Appreciate the importance of individuality
By JACKIE CUMMINGS
Yes, I’m a bit eccentric. This is not new news to anyone who has spent more than five minutes within a 500-foot range of me. I am loud, fanatical, and oftentimes, a bit overdramatic.
People either like that about me or they don’t. But either way, I haven’t changed.
In today’s diverse society, one would think acceptance to be a growing trend, yet I see more of an increase in intolerance than in acceptance. This disturbs me. Have you ever heard the phrase “It takes all kinds”?
Seriously, people. It does.
I can’t imagine what the world would be like if everyone was like me. Nobody would ever be able to drive (due to lost car keys), everyone would be too afraid to fly on airplanes (putting the airlines out of business and sharply diminishing intercontinental exploration) and nothing, I mean nothing, would remain of the world’s vast coffee supply.
Does that sound fun to you?
I love that my friends and family are complete opposites of me. My sister loves NASCAR, my best friend is the biggest homebody I know and my favorite co-worker snacks on soybeans because she actually LIKES them.
And while these are things I’ll never understand, or enjoy myself, they give me something to think about and appreciate in all of them.
I do enjoy similarities with many people in my life, too. Most of my closest friends and I share common tastes in music, food and entertainment options. Yet, often enough, I will order something at a restaurant or suggest an outing idea, and one of them will immediately give me a look that suggests I’ve just made the most ridiculous request they have ever heard.
You know what I do then? I laugh. And what would the world be without laughter, after all?
My eccentricity can be measured only by putting it up against somebody else’s calm and methodical way of living. Therefore, I wouldn’t be viewed as eccentric at all if everyone else was as batty and off-the wall as some say I am.
Which I never deny.
It’s true that some people just don’t click due to a vast difference in opinion and lifestyle. I understand that. But simple judgment based on a five-minute experience with someone is by no means giving any value to the many other facets that person may possess.

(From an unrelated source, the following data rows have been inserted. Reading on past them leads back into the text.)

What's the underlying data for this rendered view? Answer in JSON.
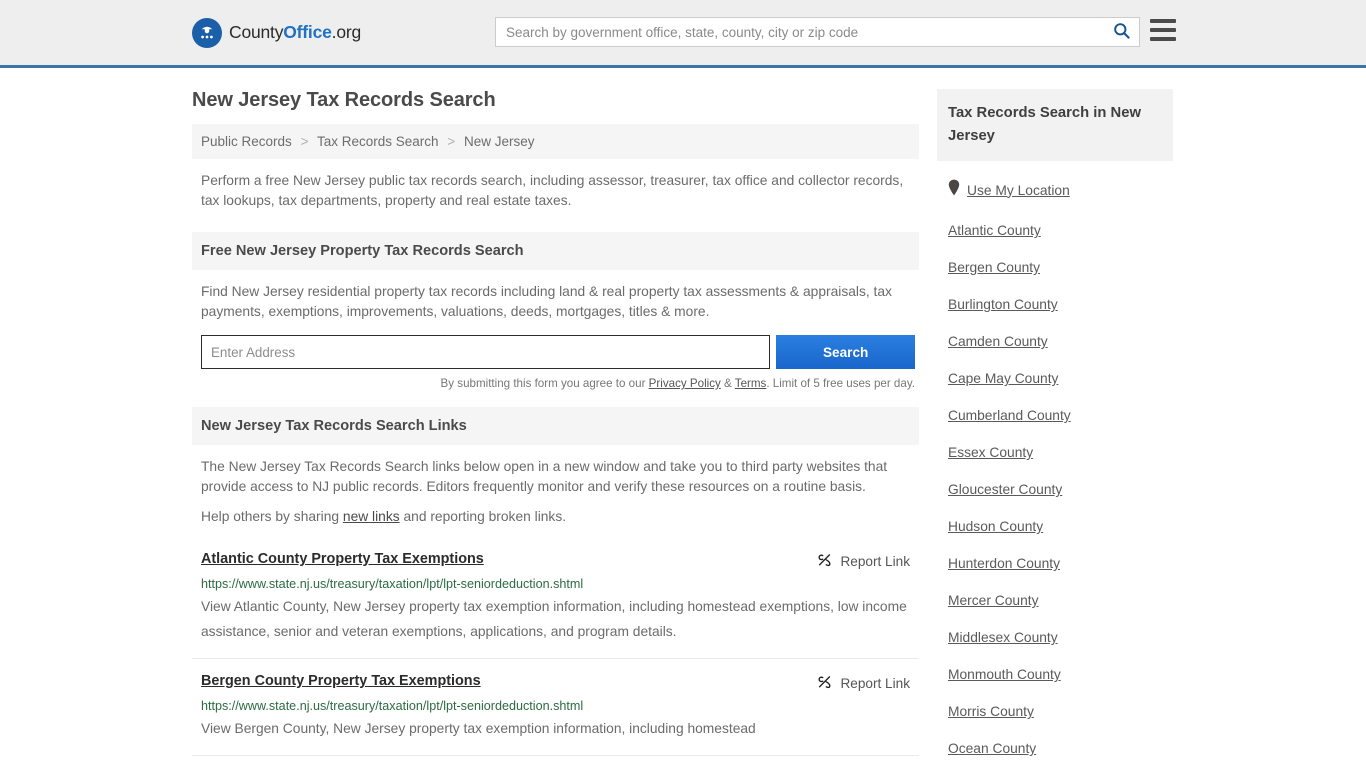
{
  "header": {
    "logo": {
      "icon": "eagle-shield-icon",
      "text_county": "County",
      "text_office": "Office",
      "text_org": ".org"
    },
    "search": {
      "placeholder": "Search by government office, state, county, city or zip code",
      "value": "",
      "icon": "search-icon"
    },
    "menu_icon": "hamburger-menu-icon"
  },
  "main": {
    "title": "New Jersey Tax Records Search",
    "breadcrumb": [
      "Public Records",
      "Tax Records Search",
      "New Jersey"
    ],
    "breadcrumb_separator": ">",
    "lead": "Perform a free New Jersey public tax records search, including assessor, treasurer, tax office and collector records, tax lookups, tax departments, property and real estate taxes.",
    "property_section": {
      "heading": "Free New Jersey Property Tax Records Search",
      "description": "Find New Jersey residential property tax records including land & real property tax assessments & appraisals, tax payments, exemptions, improvements, valuations, deeds, mortgages, titles & more.",
      "input_placeholder": "Enter Address",
      "input_value": "",
      "button_label": "Search",
      "fineprint_prefix": "By submitting this form you agree to our ",
      "fineprint_privacy": "Privacy Policy",
      "fineprint_amp": " & ",
      "fineprint_terms": "Terms",
      "fineprint_suffix": ". Limit of 5 free uses per day."
    },
    "links_section": {
      "heading": "New Jersey Tax Records Search Links",
      "paragraph1": "The New Jersey Tax Records Search links below open in a new window and take you to third party websites that provide access to NJ public records. Editors frequently monitor and verify these resources on a routine basis.",
      "paragraph2_prefix": "Help others by sharing ",
      "paragraph2_link": "new links",
      "paragraph2_suffix": " and reporting broken links."
    },
    "report_link_label": "Report Link",
    "report_link_icon": "broken-link-icon",
    "results": [
      {
        "title": "Atlantic County Property Tax Exemptions",
        "url": "https://www.state.nj.us/treasury/taxation/lpt/lpt-seniordeduction.shtml",
        "description": "View Atlantic County, New Jersey property tax exemption information, including homestead exemptions, low income assistance, senior and veteran exemptions, applications, and program details."
      },
      {
        "title": "Bergen County Property Tax Exemptions",
        "url": "https://www.state.nj.us/treasury/taxation/lpt/lpt-seniordeduction.shtml",
        "description": "View Bergen County, New Jersey property tax exemption information, including homestead"
      }
    ]
  },
  "sidebar": {
    "heading": "Tax Records Search in New Jersey",
    "location_item": {
      "label": "Use My Location",
      "icon": "map-pin-icon"
    },
    "counties": [
      "Atlantic County",
      "Bergen County",
      "Burlington County",
      "Camden County",
      "Cape May County",
      "Cumberland County",
      "Essex County",
      "Gloucester County",
      "Hudson County",
      "Hunterdon County",
      "Mercer County",
      "Middlesex County",
      "Monmouth County",
      "Morris County",
      "Ocean County"
    ]
  },
  "colors": {
    "header_bg": "#eeeeee",
    "header_border": "#3c74a8",
    "brand_blue": "#1f72c4",
    "button_blue": "#1966cc",
    "url_green": "#2c6b42",
    "panel_gray": "#f5f5f5"
  }
}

I would much rather go through life being the only person who gets funky in her car to Neil Diamond songs. I mean, if everyone thought they were a Cracklin’ Rosie, then where would my close, personal relationship with Neil be?
Hopefully, in time, more people will begin to appreciate and value the importance of individuality in our society. Without it, the world would be only one flavor instead of 31, and I don’t know about you, but I don’t think I could settle on one flavor of ice cream for the rest of my life.
I guess if I had to, it would be Neapolitan. It has a little bit of something for everyone. Kind of like me.
Individualism is not something I have always desired for myself. In the first grade, many of the students in my class were Jewish, so when Rosh Hashanah came around, I told my teacher that I was Jewish, too.
You wouldn’t believe the look on my mother’s Episcopalian face when she came to the next parent-teacher conference and was greeted with a Shalom!